Leaner, who still had contacts from her work in the civil rights movement, reached out to Jo-Anne F. Wolfson, a defense attorney who had previously represented the Black Panther Party. Cognizant of the fact that the Supreme Court was likely to consider Roe v. Wade in the coming months, Wolfson delayed the case as long as possible with a flurry of legal motions.
Out on bail, the Janes waited for the nation’s highest court to hand down its ruling. On January 22, 1973, the court issued its decision on Roe v. Wade, effectively legalizing abortion in all 50 states. All charges against the Janes were dismissed.
What happened after the Janes?
Soon after Roe v. Wade’s passage, the Janes shuttered their service, citing lack of need. Over its five years in existence, the group had provided abortions to an estimated 11,000 women. But the fight was far from over.
The Supreme Court’s ruling asserted that restrictive abortion laws violated women’s constitutional right to privacy. While the measure legalized most abortions, it lacked concrete protections for female autonomy.

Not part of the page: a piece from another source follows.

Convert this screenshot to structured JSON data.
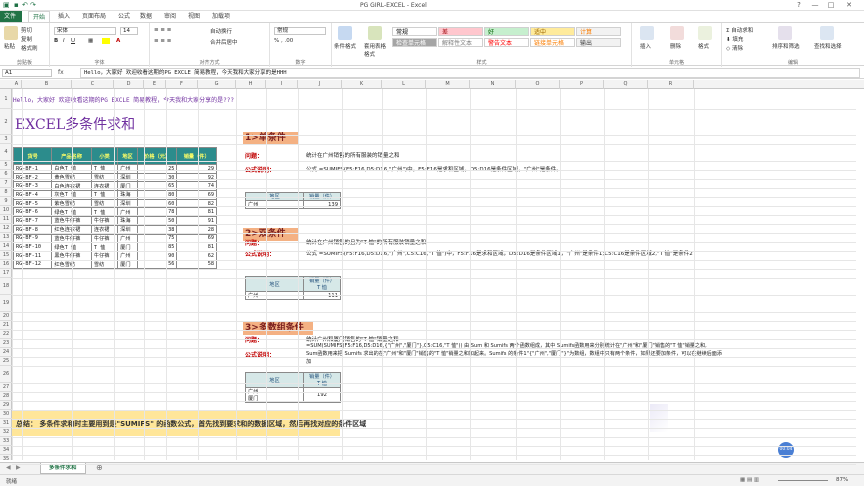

“[Women] didn’t get a positive right. They got a negative right,” says Schoen. “They didn’t get the guarantee that they could access abortion. Theoretically, abortion was legal if they could find an abortion provider who was willing to provide the abortion for them, and if they lived in a state where the legislature basically set conditions under which to access abortion.”
Forty-nine years later, this June, the Supreme Court overturned Roe v. Wade, sparking anti-abortion legislation across the country. According to the Guttmacher Institute, 22 states now harbor laws that, when successfully passed, would prohibit abortion. Some bans are already in effect. Per the Washington Post, one in three American women had lost access to abortion by late August, just two months after Dobbs v. Jackson Women’s Health Organization took effect.
In response to the current climate, the Janes are coming back.
Tamar Manasseh, a South Side activist who founded Mothers Against Senseless Killings, recently established We Are Jane, an organization that works with the Chicago Abortion Fund to help women locate safe reproductive services.
Speaking with Block Club Chicago, Manasseh says, “There are so many stories … where there is nowhere to go, no one to turn to. [Before Dobbs] you were able to make an appointment for an abortion, no questions asked. Now, the world has shifted under your feet.”